● **Task instructions**
From the entries below, copy each line in which the word "icon" occurs.

● **Records to process**
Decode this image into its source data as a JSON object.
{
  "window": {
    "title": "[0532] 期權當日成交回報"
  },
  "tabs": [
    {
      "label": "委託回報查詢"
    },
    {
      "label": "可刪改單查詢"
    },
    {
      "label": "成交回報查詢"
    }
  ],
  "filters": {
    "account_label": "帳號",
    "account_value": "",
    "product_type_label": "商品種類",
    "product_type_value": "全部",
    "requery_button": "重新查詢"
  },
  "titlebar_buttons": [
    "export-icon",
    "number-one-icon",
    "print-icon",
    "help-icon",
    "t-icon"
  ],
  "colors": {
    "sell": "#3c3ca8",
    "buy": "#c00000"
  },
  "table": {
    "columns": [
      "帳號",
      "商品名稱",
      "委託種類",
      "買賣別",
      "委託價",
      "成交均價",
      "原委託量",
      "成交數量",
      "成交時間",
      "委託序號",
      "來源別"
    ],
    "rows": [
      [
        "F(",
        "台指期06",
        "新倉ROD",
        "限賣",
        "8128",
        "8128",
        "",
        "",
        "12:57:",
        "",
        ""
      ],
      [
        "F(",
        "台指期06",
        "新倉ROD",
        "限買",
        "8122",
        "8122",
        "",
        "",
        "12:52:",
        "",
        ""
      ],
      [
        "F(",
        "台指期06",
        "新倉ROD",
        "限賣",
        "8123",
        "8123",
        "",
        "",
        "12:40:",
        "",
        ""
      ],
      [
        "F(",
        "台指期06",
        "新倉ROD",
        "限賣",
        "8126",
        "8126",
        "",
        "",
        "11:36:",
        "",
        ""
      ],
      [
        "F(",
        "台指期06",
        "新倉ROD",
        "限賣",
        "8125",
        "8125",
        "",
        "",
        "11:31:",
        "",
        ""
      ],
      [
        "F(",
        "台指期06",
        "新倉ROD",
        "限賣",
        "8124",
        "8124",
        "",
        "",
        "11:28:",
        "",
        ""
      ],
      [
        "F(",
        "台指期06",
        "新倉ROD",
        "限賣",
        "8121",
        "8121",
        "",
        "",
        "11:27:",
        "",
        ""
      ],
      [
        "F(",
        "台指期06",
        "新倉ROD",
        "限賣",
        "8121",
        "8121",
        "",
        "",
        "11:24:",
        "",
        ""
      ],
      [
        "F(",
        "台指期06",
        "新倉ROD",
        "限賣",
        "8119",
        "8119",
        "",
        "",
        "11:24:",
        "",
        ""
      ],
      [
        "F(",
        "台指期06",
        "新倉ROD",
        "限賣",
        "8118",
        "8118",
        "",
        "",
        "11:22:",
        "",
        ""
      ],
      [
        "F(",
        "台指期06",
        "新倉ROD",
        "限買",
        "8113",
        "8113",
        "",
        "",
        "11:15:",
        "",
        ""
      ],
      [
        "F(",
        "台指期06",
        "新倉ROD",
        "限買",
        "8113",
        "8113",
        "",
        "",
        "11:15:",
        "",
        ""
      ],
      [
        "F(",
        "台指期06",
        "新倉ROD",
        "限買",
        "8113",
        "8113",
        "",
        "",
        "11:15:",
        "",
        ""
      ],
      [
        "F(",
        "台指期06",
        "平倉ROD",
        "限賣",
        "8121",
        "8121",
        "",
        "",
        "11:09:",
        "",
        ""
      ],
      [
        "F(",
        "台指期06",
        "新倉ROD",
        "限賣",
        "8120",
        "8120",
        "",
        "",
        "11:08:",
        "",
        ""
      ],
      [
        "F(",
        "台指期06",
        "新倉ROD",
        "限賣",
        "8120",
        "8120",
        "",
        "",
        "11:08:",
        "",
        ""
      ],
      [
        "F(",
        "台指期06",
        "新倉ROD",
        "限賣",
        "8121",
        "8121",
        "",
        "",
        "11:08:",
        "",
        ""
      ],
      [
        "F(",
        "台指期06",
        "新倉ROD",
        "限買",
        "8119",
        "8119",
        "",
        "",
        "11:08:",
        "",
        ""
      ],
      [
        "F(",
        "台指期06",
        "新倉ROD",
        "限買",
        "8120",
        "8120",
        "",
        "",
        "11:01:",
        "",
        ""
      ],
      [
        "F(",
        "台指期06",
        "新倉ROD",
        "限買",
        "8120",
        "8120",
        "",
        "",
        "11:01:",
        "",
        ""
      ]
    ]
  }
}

● **Result for this exercise**
    "export-icon",
    "number-one-icon",
    "print-icon",
    "help-icon",
    "t-icon"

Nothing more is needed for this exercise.